I’m always amazed at the things you find on the Internet. Consider, for example, this abstract from a scholarly paper I stumbled across while reading up on Antarctica, a place I hope to travel one day (hopefully soon.)
I am so very glad, by the way, that I chose a different profession than the authors of this article…
Chinstrap and Adelie penguins generate considerable pressures to propel their faeces away from the edge of the nest. The pressures involved can be
approximated if the following parameters are known: (1) distance the faecal material travels before it hits the ground, (2) density and viscosity of the material, and (3) shape, aperture, and height above the ground of the orificium venti. With all of these parameters measured, we calculated that fully grown penguins generate pressures of around 10 kPa (77 mm Hg) to expel watery material and 60 kPa (450 mm Hg) to expel material of
higher viscosity similar to that of olive oil.
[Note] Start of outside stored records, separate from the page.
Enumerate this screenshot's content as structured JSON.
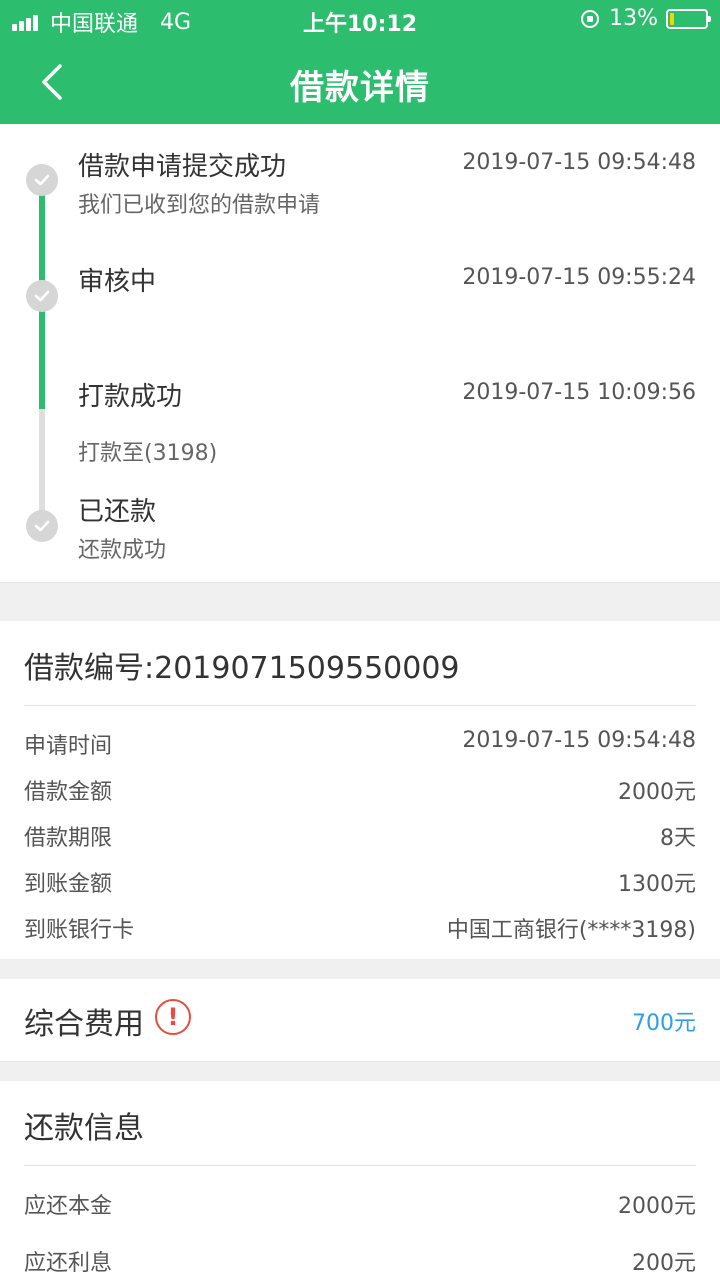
{
  "status_bar": {
    "carrier": "中国联通",
    "network": "4G",
    "time": "上午10:12",
    "battery_text": "13%",
    "battery_level": 0.13
  },
  "nav": {
    "title": "借款详情",
    "back_icon": "chevron-left-icon"
  },
  "timeline": [
    {
      "title": "借款申请提交成功",
      "subtitle": "我们已收到您的借款申请",
      "time": "2019-07-15 09:54:48",
      "done": true
    },
    {
      "title": "审核中",
      "subtitle": "",
      "time": "2019-07-15 09:55:24",
      "done": true
    },
    {
      "title": "打款成功",
      "subtitle": "打款至(3198)",
      "time": "2019-07-15 10:09:56",
      "done": false
    },
    {
      "title": "已还款",
      "subtitle": "还款成功",
      "time": "",
      "done": true
    }
  ],
  "loan": {
    "number_label": "借款编号:2019071509550009",
    "rows": [
      {
        "label": "申请时间",
        "value": "2019-07-15 09:54:48"
      },
      {
        "label": "借款金额",
        "value": "2000元"
      },
      {
        "label": "借款期限",
        "value": "8天"
      },
      {
        "label": "到账金额",
        "value": "1300元"
      },
      {
        "label": "到账银行卡",
        "value": "中国工商银行(****3198)"
      }
    ]
  },
  "fees": {
    "label": "综合费用",
    "value": "700元",
    "icon": "alert-icon"
  },
  "repayment": {
    "title": "还款信息",
    "rows": [
      {
        "label": "应还本金",
        "value": "2000元"
      },
      {
        "label": "应还利息",
        "value": "200元"
      }
    ]
  },
  "colors": {
    "brand_green": "#2dbd6e",
    "link_blue": "#2e9fe6",
    "alert_red": "#e74c3c",
    "battery_yellow": "#f5d400"
  }
}
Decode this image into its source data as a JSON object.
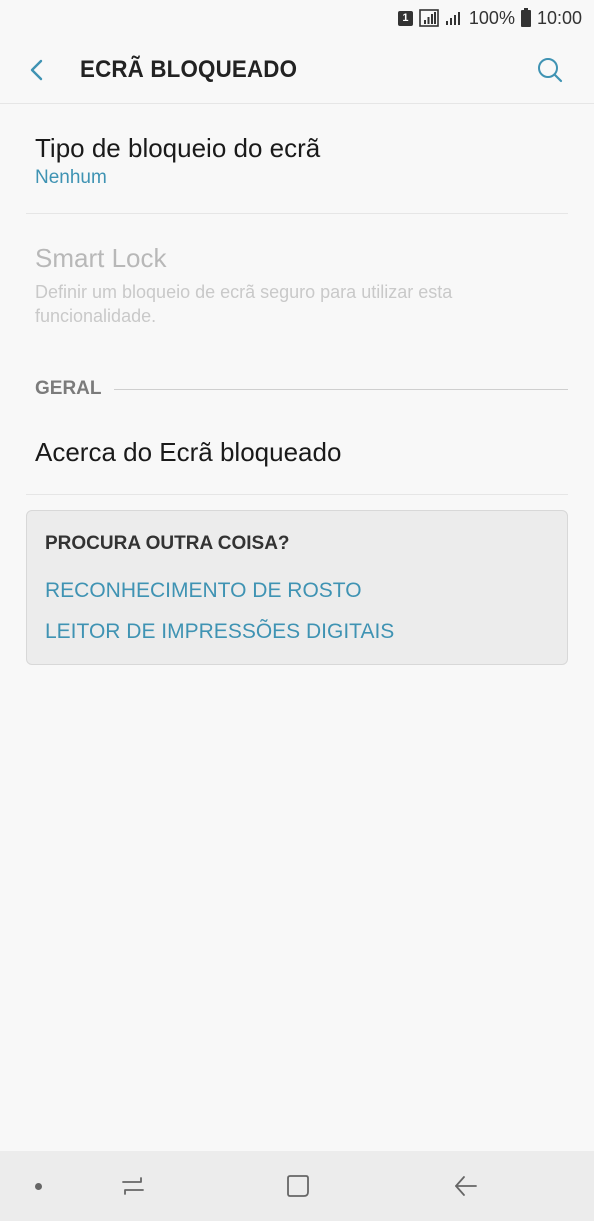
{
  "status_bar": {
    "sim_label": "1",
    "battery_percent": "100%",
    "time": "10:00"
  },
  "app_bar": {
    "title": "ECRÃ BLOQUEADO",
    "back_icon": "chevron-left-icon",
    "search_icon": "search-icon"
  },
  "settings": {
    "lock_type": {
      "title": "Tipo de bloqueio do ecrã",
      "value": "Nenhum"
    },
    "smart_lock": {
      "title": "Smart Lock",
      "description": "Definir um bloqueio de ecrã seguro para utilizar esta funcionalidade."
    },
    "general_section": {
      "label": "GERAL"
    },
    "about": {
      "title": "Acerca do Ecrã bloqueado"
    }
  },
  "suggestions": {
    "title": "PROCURA OUTRA COISA?",
    "links": [
      "RECONHECIMENTO DE ROSTO",
      "LEITOR DE IMPRESSÕES DIGITAIS"
    ]
  },
  "colors": {
    "accent": "#3f93b3",
    "background": "#f8f8f8"
  }
}
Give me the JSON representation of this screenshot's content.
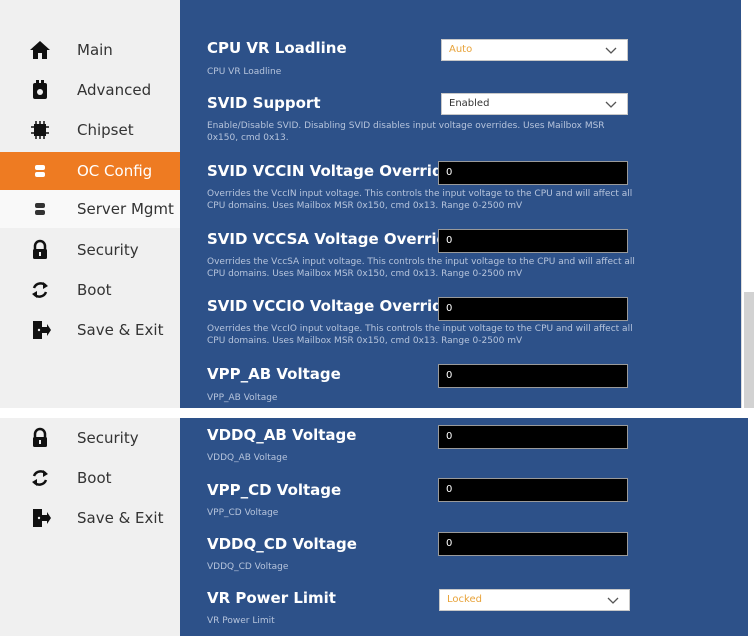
{
  "top": {
    "sidebar": [
      {
        "label": "Main",
        "icon": "home-icon"
      },
      {
        "label": "Advanced",
        "icon": "advanced-icon"
      },
      {
        "label": "Chipset",
        "icon": "chip-icon"
      },
      {
        "label": "OC Config",
        "icon": "oc-config-icon",
        "active": true
      },
      {
        "label": "Server Mgmt",
        "icon": "server-icon"
      },
      {
        "label": "Security",
        "icon": "lock-icon"
      },
      {
        "label": "Boot",
        "icon": "boot-icon"
      },
      {
        "label": "Save & Exit",
        "icon": "exit-icon"
      }
    ],
    "settings": [
      {
        "title": "CPU VR Loadline",
        "desc": "CPU VR Loadline",
        "control": "select",
        "value": "Auto"
      },
      {
        "title": "SVID Support",
        "desc": "Enable/Disable SVID. Disabling SVID disables input voltage overrides. Uses Mailbox MSR 0x150, cmd 0x13.",
        "control": "select",
        "value": "Enabled"
      },
      {
        "title": "SVID VCCIN Voltage Override",
        "desc": "Overrides the VccIN input voltage. This controls the input voltage to the CPU and will affect all CPU domains. Uses Mailbox MSR 0x150, cmd 0x13. Range 0-2500 mV",
        "control": "input",
        "value": "0"
      },
      {
        "title": "SVID VCCSA Voltage Override",
        "desc": "Overrides the VccSA input voltage. This controls the input voltage to the CPU and will affect all CPU domains. Uses Mailbox MSR 0x150, cmd 0x13. Range 0-2500 mV",
        "control": "input",
        "value": "0"
      },
      {
        "title": "SVID VCCIO Voltage Override",
        "desc": "Overrides the VccIO input voltage. This controls the input voltage to the CPU and will affect all CPU domains. Uses Mailbox MSR 0x150, cmd 0x13. Range 0-2500 mV",
        "control": "input",
        "value": "0"
      },
      {
        "title": "VPP_AB Voltage",
        "desc": "VPP_AB Voltage",
        "control": "input",
        "value": "0"
      }
    ]
  },
  "bottom": {
    "sidebar": [
      {
        "label": "Security",
        "icon": "lock-icon"
      },
      {
        "label": "Boot",
        "icon": "boot-icon"
      },
      {
        "label": "Save & Exit",
        "icon": "exit-icon"
      }
    ],
    "settings": [
      {
        "title": "VDDQ_AB Voltage",
        "desc": "VDDQ_AB Voltage",
        "control": "input",
        "value": "0"
      },
      {
        "title": "VPP_CD Voltage",
        "desc": "VPP_CD Voltage",
        "control": "input",
        "value": "0"
      },
      {
        "title": "VDDQ_CD Voltage",
        "desc": "VDDQ_CD Voltage",
        "control": "input",
        "value": "0"
      },
      {
        "title": "VR Power Limit",
        "desc": "VR Power Limit",
        "control": "select",
        "value": "Locked"
      }
    ]
  },
  "colors": {
    "accent": "#ee7b22",
    "panel_bg": "#2d5189",
    "sidebar_bg": "#f0f0f0",
    "muted_select_text": "#e8a33a",
    "normal_select_text": "#333333"
  }
}
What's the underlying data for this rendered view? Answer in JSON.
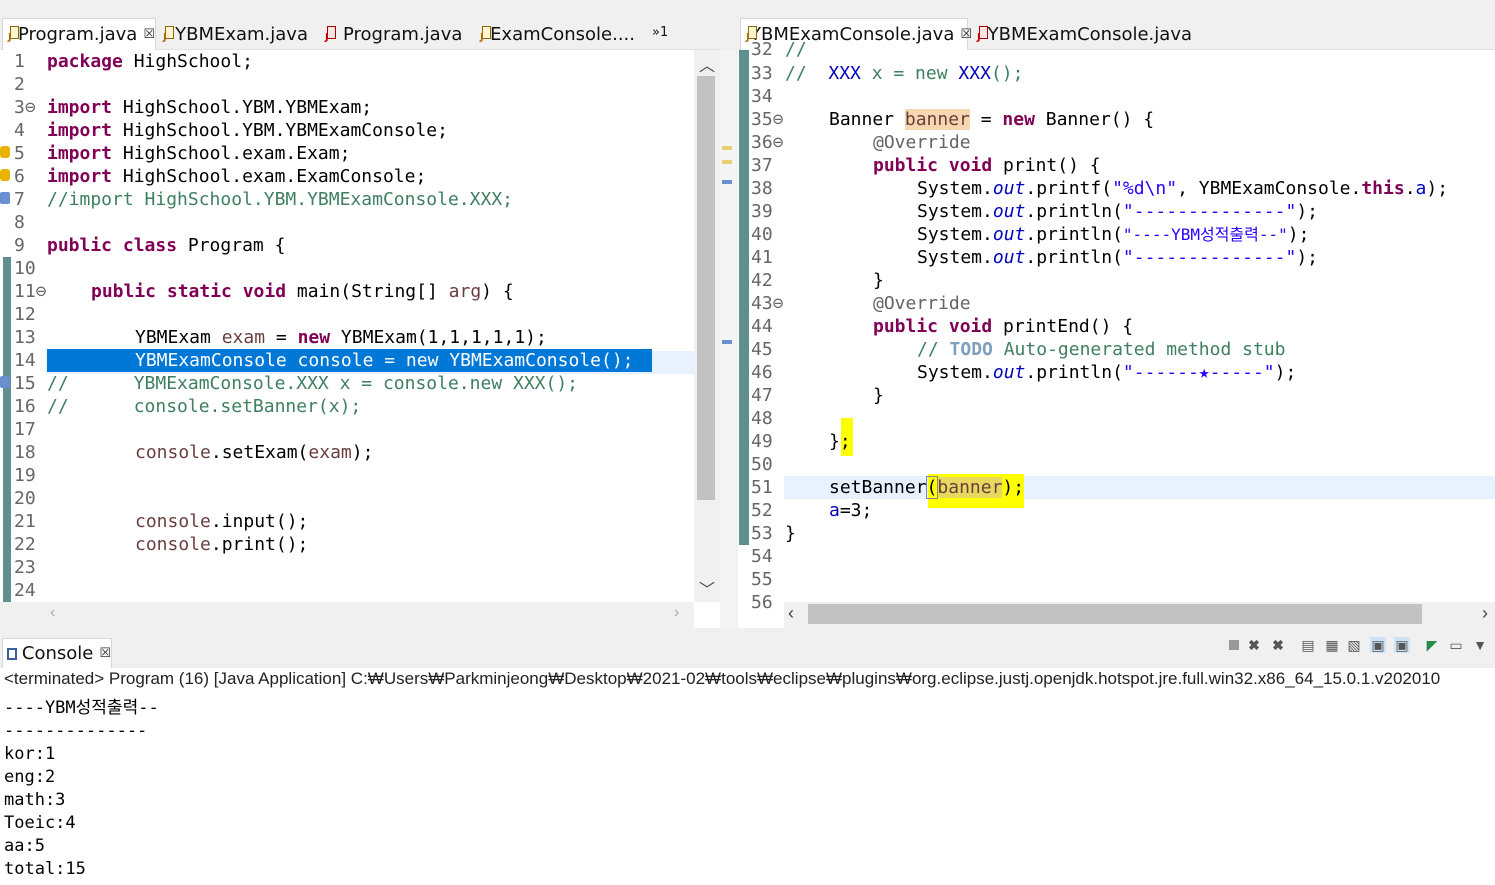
{
  "left_editor": {
    "tabs": [
      {
        "label": "Program.java",
        "active": true,
        "close": "☒"
      },
      {
        "label": "YBMExam.java",
        "active": false
      },
      {
        "label": "Program.java",
        "active": false
      },
      {
        "label": "ExamConsole....",
        "active": false
      }
    ],
    "overflow_label": "»1",
    "lines": [
      {
        "n": "1"
      },
      {
        "n": "2"
      },
      {
        "n": "3⊖"
      },
      {
        "n": "4"
      },
      {
        "n": "5"
      },
      {
        "n": "6"
      },
      {
        "n": "7"
      },
      {
        "n": "8"
      },
      {
        "n": "9"
      },
      {
        "n": "10"
      },
      {
        "n": "11⊖"
      },
      {
        "n": "12"
      },
      {
        "n": "13"
      },
      {
        "n": "14"
      },
      {
        "n": "15"
      },
      {
        "n": "16"
      },
      {
        "n": "17"
      },
      {
        "n": "18"
      },
      {
        "n": "19"
      },
      {
        "n": "20"
      },
      {
        "n": "21"
      },
      {
        "n": "22"
      },
      {
        "n": "23"
      },
      {
        "n": "24"
      }
    ],
    "code": {
      "l1a": "package",
      "l1b": " HighSchool;",
      "l3a": "import",
      "l3b": " HighSchool.YBM.YBMExam;",
      "l4a": "import",
      "l4b": " HighSchool.YBM.YBMExamConsole;",
      "l5a": "import",
      "l5b": " HighSchool.exam.Exam;",
      "l6a": "import",
      "l6b": " HighSchool.exam.ExamConsole;",
      "l7": "//import HighSchool.YBM.YBMExamConsole.XXX;",
      "l9a": "public class",
      "l9b": " Program {",
      "l11a": "public static void",
      "l11b": " main(String[] ",
      "l11c": "arg",
      "l11d": ") {",
      "l13a": "YBMExam ",
      "l13b": "exam",
      "l13c": " = ",
      "l13d": "new",
      "l13e": " YBMExam(1,1,1,1,1);",
      "l14": "YBMExamConsole console = new YBMExamConsole();",
      "l15": "//      YBMExamConsole.XXX x = console.new XXX();",
      "l16": "//      console.setBanner(x);",
      "l18a": "console",
      ".setExam(": "",
      "l18b": ".setExam(",
      "l18c": "exam",
      "l18d": ");",
      "l21a": "console",
      "l21b": ".input();",
      "l22a": "console",
      "l22b": ".print();"
    }
  },
  "right_editor": {
    "tabs": [
      {
        "label": "YBMExamConsole.java",
        "active": true,
        "close": "☒"
      },
      {
        "label": "YBMExamConsole.java",
        "active": false
      }
    ],
    "lines": [
      {
        "n": "32"
      },
      {
        "n": "33"
      },
      {
        "n": "34"
      },
      {
        "n": "35⊖"
      },
      {
        "n": "36⊖"
      },
      {
        "n": "37"
      },
      {
        "n": "38"
      },
      {
        "n": "39"
      },
      {
        "n": "40"
      },
      {
        "n": "41"
      },
      {
        "n": "42"
      },
      {
        "n": "43⊖"
      },
      {
        "n": "44"
      },
      {
        "n": "45"
      },
      {
        "n": "46"
      },
      {
        "n": "47"
      },
      {
        "n": "48"
      },
      {
        "n": "49"
      },
      {
        "n": "50"
      },
      {
        "n": "51"
      },
      {
        "n": "52"
      },
      {
        "n": "53"
      },
      {
        "n": "54"
      },
      {
        "n": "55"
      },
      {
        "n": "56"
      }
    ],
    "code": {
      "l32": "//",
      "l33a": "//  ",
      "l33b": "XXX",
      "l33c": " x = new ",
      "l33d": "XXX",
      "l33e": "();",
      "l35a": "Banner ",
      "l35b": "banner",
      "l35c": " = ",
      "l35d": "new",
      "l35e": " Banner() {",
      "l36": "@Override",
      "l37a": "public void",
      "l37b": " print() {",
      "l38a": "System.",
      "l38b": "out",
      "l38c": ".printf(",
      "l38d": "\"%d\\n\"",
      "l38e": ", YBMExamConsole.",
      "l38f": "this",
      "l38g": ".",
      "l38h": "a",
      "l38i": ");",
      "l39a": "System.",
      "l39b": "out",
      "l39c": ".println(",
      "l39d": "\"--------------\"",
      "l39e": ");",
      "l40a": "System.",
      "l40b": "out",
      "l40c": ".println(",
      "l40d": "\"----YBM성적출력--\"",
      "l40e": ");",
      "l41a": "System.",
      "l41b": "out",
      "l41c": ".println(",
      "l41d": "\"--------------\"",
      "l41e": ");",
      "l42": "}",
      "l43": "@Override",
      "l44a": "public void",
      "l44b": " printEnd() {",
      "l45a": "// ",
      "l45b": "TODO",
      "l45c": " Auto-generated method stub",
      "l46a": "System.",
      "l46b": "out",
      "l46c": ".println(",
      "l46d": "\"------★-----\"",
      "l46e": ");",
      "l47": "}",
      "l49": "};",
      "l51a": "setBanner",
      "l51b": "(",
      "l51c": "banner",
      "l51d": ");",
      "l52a": "a",
      "l52b": "=3;",
      "l53": "}"
    }
  },
  "console": {
    "tab_label": "Console",
    "close": "☒",
    "status": "<terminated> Program (16) [Java Application] C:₩Users₩Parkminjeong₩Desktop₩2021-02₩tools₩eclipse₩plugins₩org.eclipse.justj.openjdk.hotspot.jre.full.win32.x86_64_15.0.1.v202010",
    "output": [
      "----YBM성적출력--",
      "--------------",
      "kor:1",
      "eng:2",
      "math:3",
      "Toeic:4",
      "aa:5",
      "total:15"
    ]
  },
  "colors": {
    "keyword": "#7f0055",
    "comment": "#3f7f5f",
    "string": "#2a00ff",
    "selection": "#0078d7",
    "highlight": "#ffff00"
  }
}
The forces involved, lying well above those known for humans, are high, but do not lead to an energetically wasteful turbulent flow. Whether a bird chooses the direction into
which it decides to expel its faeces, and what role the wind plays in this, remain unknown.
And what a travesty it is that we don’t know. When will this subject get the serious attention it deserves? In the meanwhile, the next time someone asks you to estimate the colonic pressure of a Chinstrap penguin, you will know to ask, “Do you mean for expelling watery material, or for something more viscous?”
And yes, you may laugh now, but I’m betting that the next time you’re 15 feet upwind of a nesting penguin, this information will be of more than academic interest to you.